## Problem to work on
Word for word, restate every record, though not the pictures.

== Source records ==

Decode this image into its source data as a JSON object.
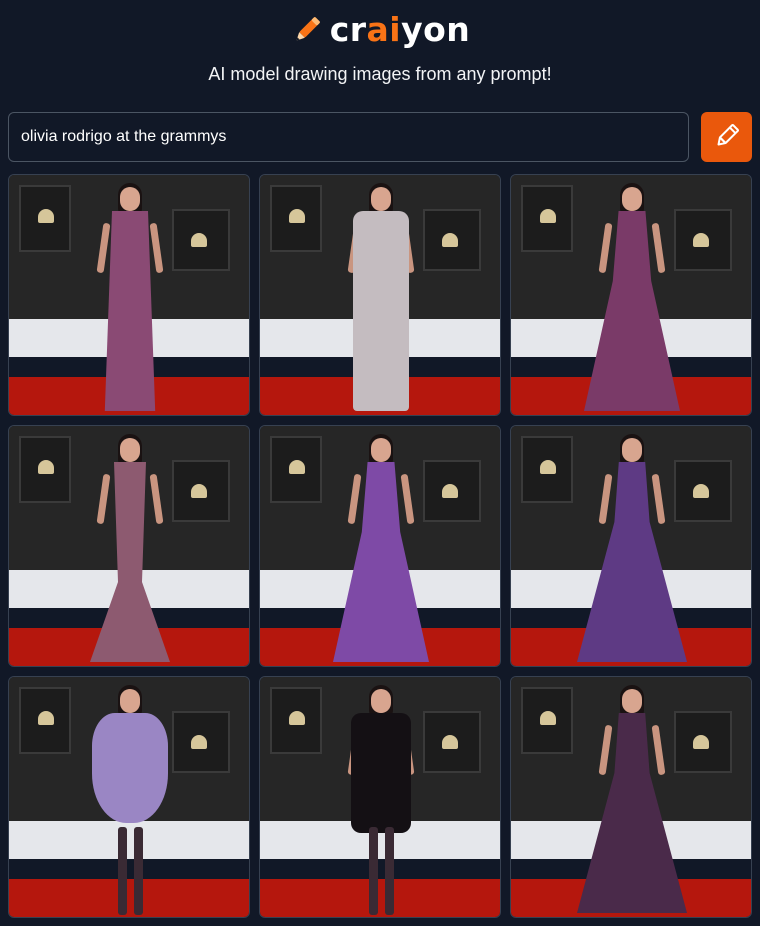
{
  "brand": {
    "icon": "pencil-icon",
    "name_prefix": "cr",
    "name_accent": "ai",
    "name_suffix": "yon",
    "accent_color": "#f97316"
  },
  "tagline": "AI model drawing images from any prompt!",
  "search": {
    "value": "olivia rodrigo at the grammys"
  },
  "draw_button": {
    "icon": "pencil-icon",
    "color": "#ea580c"
  },
  "results": [
    {
      "dress_color": "#8a4a74",
      "style": "plaid-gown"
    },
    {
      "dress_color": "#c4bcc0",
      "style": "feather-jumpsuit"
    },
    {
      "dress_color": "#7a3a68",
      "style": "feather-hi-lo"
    },
    {
      "dress_color": "#8d5a70",
      "style": "feather-mermaid"
    },
    {
      "dress_color": "#7e4aa6",
      "style": "feather-train"
    },
    {
      "dress_color": "#5e3a84",
      "style": "satin-ballgown"
    },
    {
      "dress_color": "#9a86c4",
      "style": "feather-mini"
    },
    {
      "dress_color": "#141014",
      "style": "black-sequin"
    },
    {
      "dress_color": "#4a2a4a",
      "style": "ruffle-gown"
    }
  ]
}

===

## Answer to this task
Decode this image into its source data as a JSON object.
{
  "brand": {
    "icon": "pencil-icon",
    "name_prefix": "cr",
    "name_accent": "ai",
    "name_suffix": "yon",
    "accent_color": "#f97316"
  },
  "tagline": "AI model drawing images from any prompt!",
  "search": {
    "value": "olivia rodrigo at the grammys"
  },
  "draw_button": {
    "icon": "pencil-icon",
    "color": "#ea580c"
  },
  "results": [
    {
      "dress_color": "#8a4a74",
      "style": "plaid-gown"
    },
    {
      "dress_color": "#c4bcc0",
      "style": "feather-jumpsuit"
    },
    {
      "dress_color": "#7a3a68",
      "style": "feather-hi-lo"
    },
    {
      "dress_color": "#8d5a70",
      "style": "feather-mermaid"
    },
    {
      "dress_color": "#7e4aa6",
      "style": "feather-train"
    },
    {
      "dress_color": "#5e3a84",
      "style": "satin-ballgown"
    },
    {
      "dress_color": "#9a86c4",
      "style": "feather-mini"
    },
    {
      "dress_color": "#141014",
      "style": "black-sequin"
    },
    {
      "dress_color": "#4a2a4a",
      "style": "ruffle-gown"
    }
  ]
}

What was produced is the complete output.